Knowledge is evil. The television walls of their homes are how people receive all of their cultures.

Guy Montag is a fireman who loves his work. He likes nothing better than to spray kerosene on a pile of books, watch the pages curl and turn into flakes of black ash that flutter through the air.

One day he meets Clarisse, a girl who knows about a world of books, thoughts, and ideas. Their conversations precipitate a crisis of faith in Guy. He begins to steal books and hide them in his home.

His wife discovers what he is doing. She becomes terrified. She turns him in. He is forced to burn his beloved collection. Guy flees to avoid being arrested. He joins an outlaw band of scholars who are trying to keep the contents of important books in their heads.

The novel has won multiple awards. In 1954, it won the American Academy of Arts and Letters Award in Literature and the Commonwealth Club of California Gold Medal. It has since won the Prometheus “Hall of Fame” Award in 1984 and a 1954 “Retro” Hugo Award, one of only four Best Novel Retro Hugos ever given, in 2004. Bradbury was honored with a Spoken Word Grammy nomination for his 1976 audiobook version.

Short Story: A Logic Named Joe by Murray Leinster

A Logic Named Joe

I love reading and writing short stories. A few years ago I came up with the idea of writing a nonfiction article on the five most influential pre-1950 computers in science fiction. In researching that list of potential computers, I read a number of books and short stories. E.M. Forster’s “The Machine Stops” topped off the list. It left me speechless and amazed. I wrote a review about that story last week. You can find it HERE. A second short story on the list was Misfit by Robert A. Heinlein. You can find it HERE. The third computer I found was “The Engine.” The Engine is a fictional device described in Gulliver’s Travels by Jonathan Swift in 1726. You can find it HERE. The fourth is The World of Null-A, sometimes written The World of Ā, is a 1948 science fiction novel by A. E. van Vogt.  You can find it HERE.

“A Logic Named Joe” is a science fiction short story by Murray Leinster that was first published in the March 1946 issue of Astounding Science Fiction. The story actually appeared under Leinster’s real name, Will F. Jenkins, since that issue of Astounding also included a story under the Leinster pseudonym called “Adapter”. The story is particularly noteworthy as a prediction of massively networked personal computers and their drawbacks, written at a time when computing was in its infancy.

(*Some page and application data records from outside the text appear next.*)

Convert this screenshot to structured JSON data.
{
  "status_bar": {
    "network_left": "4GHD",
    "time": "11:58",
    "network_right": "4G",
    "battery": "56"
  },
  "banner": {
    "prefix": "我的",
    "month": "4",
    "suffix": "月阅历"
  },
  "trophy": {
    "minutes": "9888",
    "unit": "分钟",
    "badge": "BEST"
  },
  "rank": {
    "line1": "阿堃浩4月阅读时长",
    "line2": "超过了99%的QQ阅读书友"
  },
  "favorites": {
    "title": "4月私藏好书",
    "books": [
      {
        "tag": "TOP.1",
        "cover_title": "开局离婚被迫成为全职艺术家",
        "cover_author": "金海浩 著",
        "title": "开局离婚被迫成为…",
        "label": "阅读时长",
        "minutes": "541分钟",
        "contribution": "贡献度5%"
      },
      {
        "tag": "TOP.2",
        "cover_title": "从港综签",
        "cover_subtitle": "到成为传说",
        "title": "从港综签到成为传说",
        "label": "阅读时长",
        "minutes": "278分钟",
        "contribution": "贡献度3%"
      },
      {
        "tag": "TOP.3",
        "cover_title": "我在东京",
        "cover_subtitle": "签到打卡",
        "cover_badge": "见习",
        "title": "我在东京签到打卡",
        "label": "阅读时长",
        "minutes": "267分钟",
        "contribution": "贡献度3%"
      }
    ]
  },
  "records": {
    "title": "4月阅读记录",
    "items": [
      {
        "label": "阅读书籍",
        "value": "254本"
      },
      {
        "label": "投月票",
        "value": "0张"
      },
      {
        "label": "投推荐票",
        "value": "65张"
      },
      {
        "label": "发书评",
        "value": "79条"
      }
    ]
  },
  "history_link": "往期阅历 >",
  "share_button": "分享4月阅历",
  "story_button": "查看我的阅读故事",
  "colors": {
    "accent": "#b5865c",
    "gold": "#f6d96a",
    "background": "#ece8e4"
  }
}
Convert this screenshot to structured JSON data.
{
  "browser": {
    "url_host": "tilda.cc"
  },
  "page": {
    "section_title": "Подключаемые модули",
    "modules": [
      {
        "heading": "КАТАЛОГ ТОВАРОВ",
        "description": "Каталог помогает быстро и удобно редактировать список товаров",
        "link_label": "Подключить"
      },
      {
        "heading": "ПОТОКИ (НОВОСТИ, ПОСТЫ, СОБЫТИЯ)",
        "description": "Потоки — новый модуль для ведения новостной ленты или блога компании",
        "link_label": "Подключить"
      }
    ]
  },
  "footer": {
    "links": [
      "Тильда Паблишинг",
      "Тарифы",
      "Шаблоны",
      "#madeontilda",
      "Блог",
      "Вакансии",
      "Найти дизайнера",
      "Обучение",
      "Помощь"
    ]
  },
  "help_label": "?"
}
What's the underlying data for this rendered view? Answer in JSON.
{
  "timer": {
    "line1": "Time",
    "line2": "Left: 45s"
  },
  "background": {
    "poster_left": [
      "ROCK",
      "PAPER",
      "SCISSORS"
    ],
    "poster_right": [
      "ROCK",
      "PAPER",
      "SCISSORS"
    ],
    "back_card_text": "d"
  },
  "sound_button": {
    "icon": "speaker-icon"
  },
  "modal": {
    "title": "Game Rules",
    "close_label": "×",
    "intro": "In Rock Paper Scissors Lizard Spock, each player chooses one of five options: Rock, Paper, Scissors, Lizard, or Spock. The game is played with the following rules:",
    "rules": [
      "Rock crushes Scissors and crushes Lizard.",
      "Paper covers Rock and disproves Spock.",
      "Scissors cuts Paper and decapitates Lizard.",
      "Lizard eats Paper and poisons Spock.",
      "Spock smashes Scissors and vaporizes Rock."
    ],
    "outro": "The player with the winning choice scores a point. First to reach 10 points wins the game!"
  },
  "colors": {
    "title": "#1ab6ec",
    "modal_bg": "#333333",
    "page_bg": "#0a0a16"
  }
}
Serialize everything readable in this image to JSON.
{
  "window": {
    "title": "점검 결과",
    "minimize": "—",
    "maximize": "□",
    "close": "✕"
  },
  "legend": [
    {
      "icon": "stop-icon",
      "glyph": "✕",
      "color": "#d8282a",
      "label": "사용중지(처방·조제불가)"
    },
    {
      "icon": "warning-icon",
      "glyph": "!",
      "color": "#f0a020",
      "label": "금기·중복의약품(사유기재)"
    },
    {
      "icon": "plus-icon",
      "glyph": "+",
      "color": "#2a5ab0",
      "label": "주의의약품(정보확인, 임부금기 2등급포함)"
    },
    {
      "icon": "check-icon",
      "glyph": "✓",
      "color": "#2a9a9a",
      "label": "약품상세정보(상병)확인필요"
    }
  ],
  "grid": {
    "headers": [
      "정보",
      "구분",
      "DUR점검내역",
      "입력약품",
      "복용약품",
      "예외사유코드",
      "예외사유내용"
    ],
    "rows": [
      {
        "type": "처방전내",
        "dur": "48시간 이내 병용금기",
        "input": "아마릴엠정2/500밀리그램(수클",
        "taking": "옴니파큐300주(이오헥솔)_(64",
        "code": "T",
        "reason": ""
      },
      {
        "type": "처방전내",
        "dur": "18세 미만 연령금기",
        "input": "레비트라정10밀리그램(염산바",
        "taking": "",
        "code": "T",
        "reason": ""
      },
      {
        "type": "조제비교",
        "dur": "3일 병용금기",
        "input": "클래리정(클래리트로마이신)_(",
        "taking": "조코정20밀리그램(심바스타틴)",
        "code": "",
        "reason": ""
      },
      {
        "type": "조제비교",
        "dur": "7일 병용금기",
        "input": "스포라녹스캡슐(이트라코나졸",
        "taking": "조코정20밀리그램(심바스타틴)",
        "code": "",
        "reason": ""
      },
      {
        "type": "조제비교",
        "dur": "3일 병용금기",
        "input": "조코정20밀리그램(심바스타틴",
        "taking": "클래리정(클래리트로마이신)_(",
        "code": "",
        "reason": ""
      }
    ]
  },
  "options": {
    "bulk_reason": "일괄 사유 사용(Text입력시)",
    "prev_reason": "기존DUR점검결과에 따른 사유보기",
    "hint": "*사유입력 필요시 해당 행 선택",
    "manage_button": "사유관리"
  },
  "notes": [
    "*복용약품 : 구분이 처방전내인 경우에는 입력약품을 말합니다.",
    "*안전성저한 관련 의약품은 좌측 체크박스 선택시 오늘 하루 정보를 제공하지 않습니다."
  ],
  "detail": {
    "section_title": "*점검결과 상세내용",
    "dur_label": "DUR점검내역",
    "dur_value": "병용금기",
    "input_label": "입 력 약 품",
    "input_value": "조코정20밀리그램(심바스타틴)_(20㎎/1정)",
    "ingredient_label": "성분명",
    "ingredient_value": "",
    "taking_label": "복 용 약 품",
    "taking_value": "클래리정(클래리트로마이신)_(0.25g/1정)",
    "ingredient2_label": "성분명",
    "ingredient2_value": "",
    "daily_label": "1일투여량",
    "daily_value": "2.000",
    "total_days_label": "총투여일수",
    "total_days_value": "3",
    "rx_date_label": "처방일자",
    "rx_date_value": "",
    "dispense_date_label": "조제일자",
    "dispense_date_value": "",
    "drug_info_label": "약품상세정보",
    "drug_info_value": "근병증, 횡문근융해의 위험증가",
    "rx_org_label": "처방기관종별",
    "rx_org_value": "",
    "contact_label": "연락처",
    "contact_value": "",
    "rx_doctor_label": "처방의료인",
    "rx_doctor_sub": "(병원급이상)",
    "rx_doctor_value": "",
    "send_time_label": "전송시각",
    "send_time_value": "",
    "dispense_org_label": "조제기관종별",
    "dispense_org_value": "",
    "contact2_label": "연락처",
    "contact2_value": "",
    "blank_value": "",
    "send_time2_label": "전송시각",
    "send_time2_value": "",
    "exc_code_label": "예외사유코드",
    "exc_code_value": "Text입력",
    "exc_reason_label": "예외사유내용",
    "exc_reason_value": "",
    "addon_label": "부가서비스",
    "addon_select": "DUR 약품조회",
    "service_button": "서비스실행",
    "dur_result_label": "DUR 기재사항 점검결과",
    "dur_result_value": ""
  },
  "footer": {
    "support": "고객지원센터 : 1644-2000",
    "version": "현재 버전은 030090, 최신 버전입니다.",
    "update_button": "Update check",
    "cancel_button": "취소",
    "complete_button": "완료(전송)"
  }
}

The story’s narrator is a “logic” (much like a computer) repairman nicknamed Ducky. In the story, a logic that he names Joe develops some degree of sapience and ambition. Joe proceeds to switch around a few relays in “the tank” (one of a distributed set of central information repositories), and cross-correlate all information ever assembled – yielding highly unexpected results. It then proceeds to freely disseminate all of those results to everyone on demand (and simultaneously disabling all of the content-filtering protocols). Logics begin offering up unexpected assistance to everyone that includes designing custom chemicals that alleviate inebriation, giving sex advice to small children, and plotting the perfect murder… Eventually Ducky “saves the civilization” by locating and turning off the only logic capable of doing this.

“A Logic Named Joe” has appeared in the collections Sidewise in Time (Shasta, 1950), The Best of Murray Leinster (Del Rey, 1978), First Contacts (NESFA, 1998), and A Logic Named Joe (Baen, 2005), and was also included in the Machines That Think compilation, with notes by Isaac Asimov, published 1984 Holt, Rinehart, and Winston.

A Logic Named Joe was also published in The Great Science Fiction Stories, Volume 8, 1946 Edited by Isaac Asimov and Martin H. Greenburg, DAW Books, November 1982 ISBN 0-87997-780-9

Source: Wikipedia and the short story A Logic Named Joe